You can even test this out for yourself by doing some basic audio editing in Praat or Audacity.
When our brains hear catch it or cat shit, it is applying these two metrics to figure out which one it heard. Slow ascension to maximum amplitude and relatively long frication noise? Must be shit.
This only really tells part of the story, though. Let's explore the production side a little.
When an oral stop happens, the tongue (or lips) completely constrict the oral pathway. No air (and consequently sound, to an extent) can get in or out. That being said, in the transition process when a non-obstruent like a fricative or an oral sonorant follows a stop in the same syllable (this does not apply all the time, but the story is really complicated), what happens is that in the last few dozen milliseconds air starts coming out from the bottom of the vocal tract. Air pressure behind the stops exceeds air pressure outside the stop. And when the stop is released, air molecules quickly crack from behind the stop to in front of it relatively quickly (on releases of all oral stops, aspirated or not, especially into vowels, you can feel a marked burst of air on your lips or if you put your hand in front of your mouth). This is what we call the stop burst.
Now, many different sorts of things can happen following the stop burst. In the case of the fricatives after stops, the closure relaxes slightly, causing the air to burst, but it remains relatively tight, and air traveling turbulently as it goes through and comes out of that tight corridor is what causes frication noise.
So the story of the affricate (stop into fricative) is that significantly higher than atmospheric pressure builds up behind the closure. When the stop bursts and the tongue goes into constriction position for the fricative, that high pressure of air is released over the early span of the fricative, causing a high amount of noise.
Compare this to what happens when you pronounce a bare fricative. In those cases (e.g., shoe), your tongue goes into fricative position (small constriction), and then your lower vocal tract just starts pushing air through the constriction. The noise does not begin amidst extremely high pressure behind the constriction. That lack of an air pressure gradient causes it to be quieter.
The quicker climb of the affricate case causes a "critical noise/vibration" level to be reached more quickly and the tongue to retreat from its constriction position, hence the shorter duration of fricatives in general (the critical level hypothesis is not that thoroughly explored to my knowledge, but it seems to explain a lot).

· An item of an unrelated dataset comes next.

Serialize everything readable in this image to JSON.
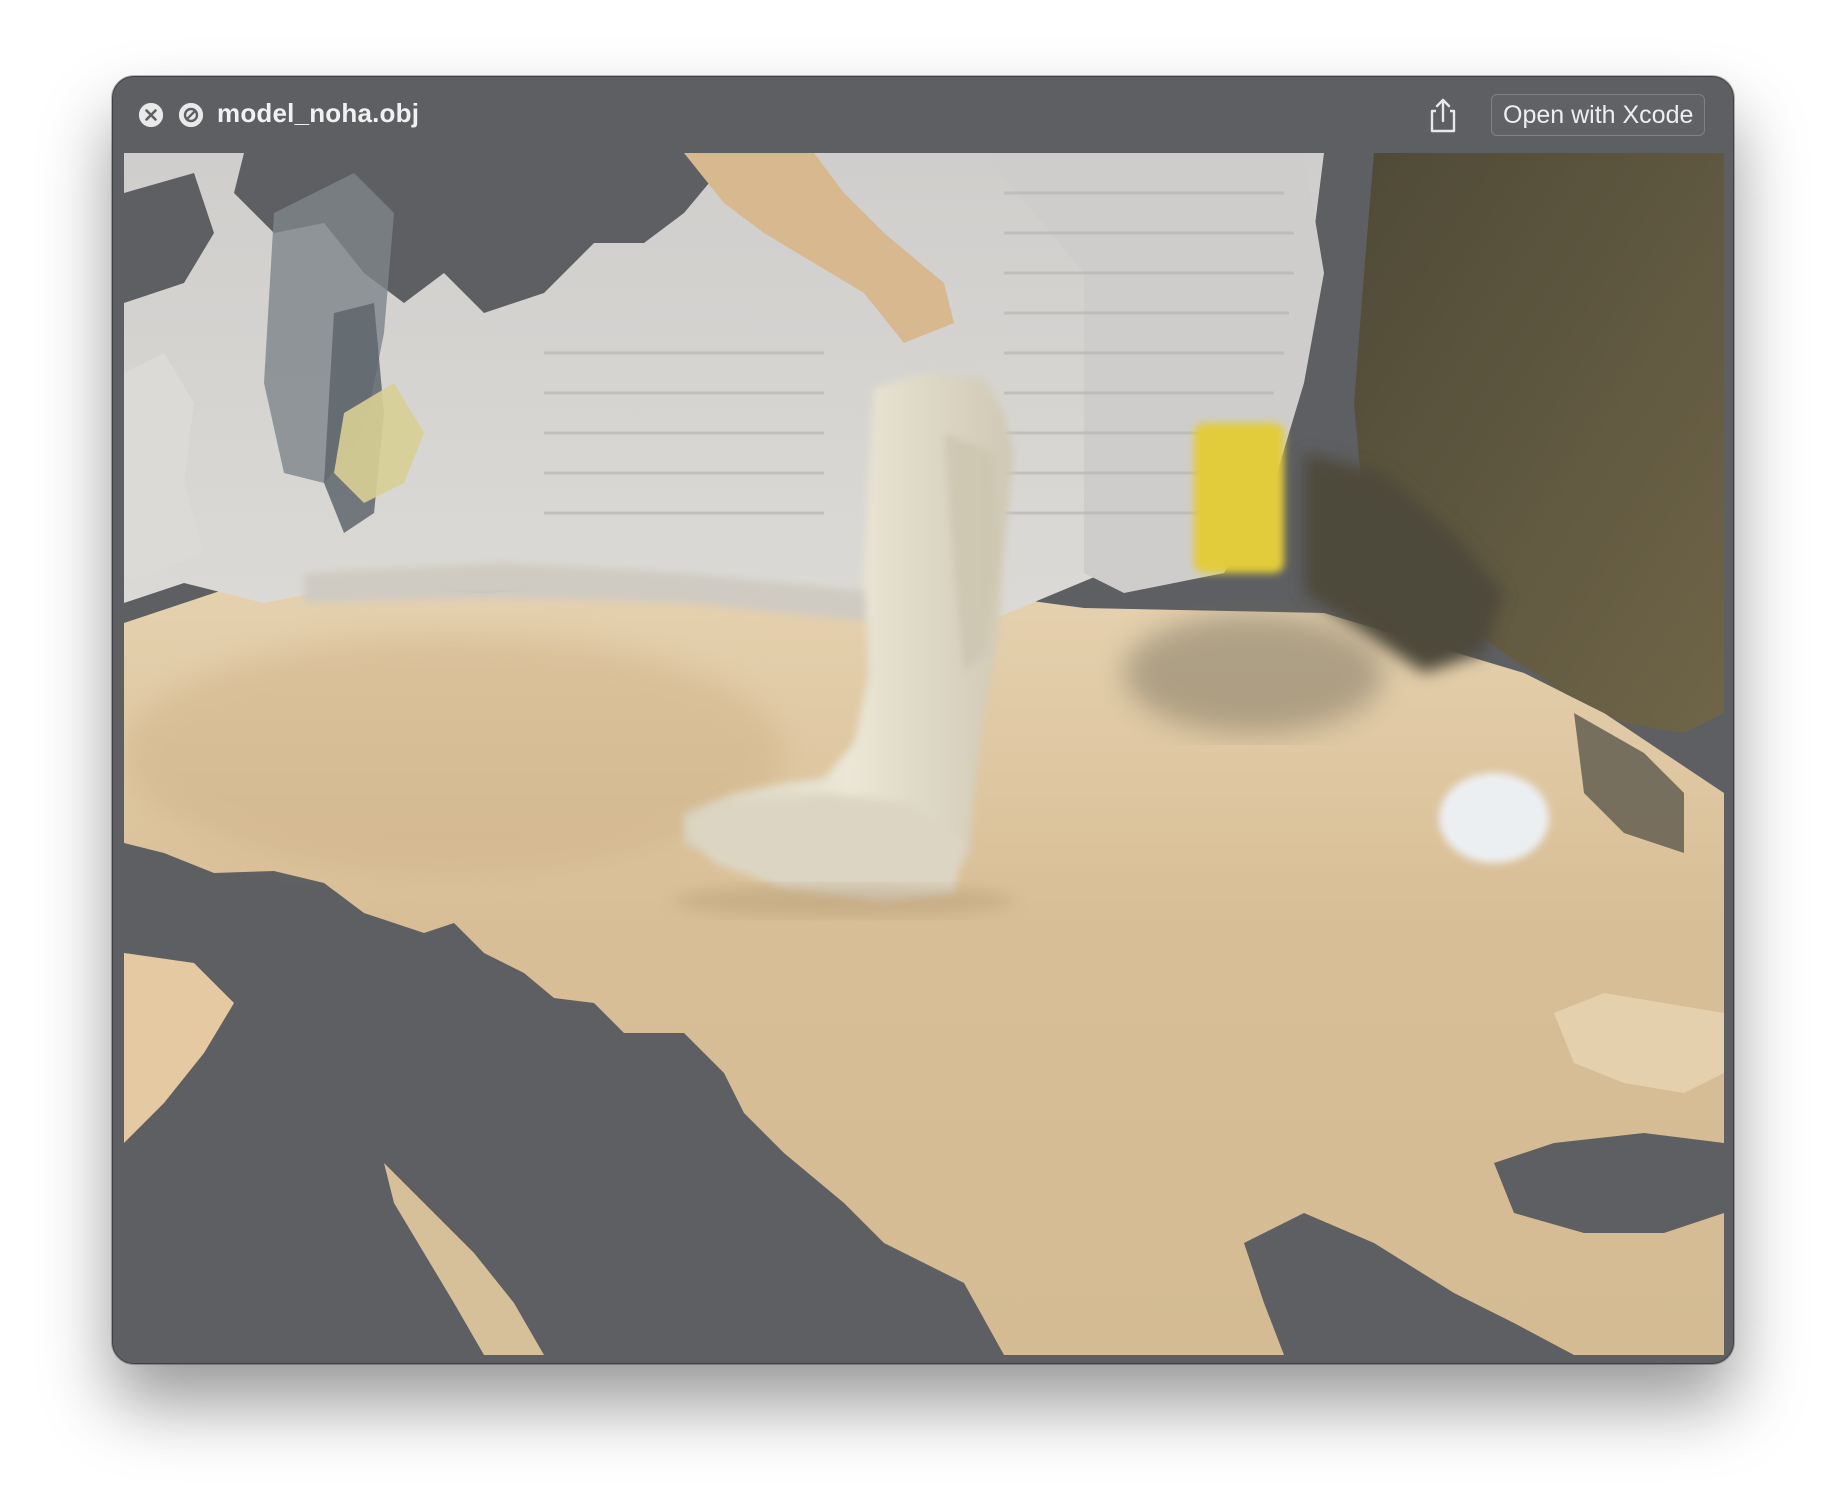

So that's the story of fricative versus affricate.
Bring it all the way back to your case, what happens when there's a "syllable break" is important. When there is a syllable break after the stop, the pressure buildup behind the stop closure releases (sometimes audibly, depending on the dialect). Then, the tongue assumes the fricative constriction position during a period of neutral pressure, and then the air starts flowing, and the sound occurs as a regular fricative.
I'm sure this is poorly edited, so I welcome volunteers who would be kind enough to correct me on all the errors I may have made.
@aedia asked in a comment a very interesting question that I'll address as an edit:
perhaps try something like at shoe vs. achoo
That's actually a slightly different case in my mind. The prosodic characteristics of at (being a very weak unit) in at shoe may cause segmentation issues. While I still haven't read anything that's totally convinced me that phonemic affricates exist in English, I suspect that proponents of phonemic affricates might argue that the resegmented form is proof that /tʃ/ the cluster and /tʃ/ the affricate are distinct. Rambling aside, this doesn't appear to prevail in my dialect and the fricative in at shoe emerges like a vanilla fricative: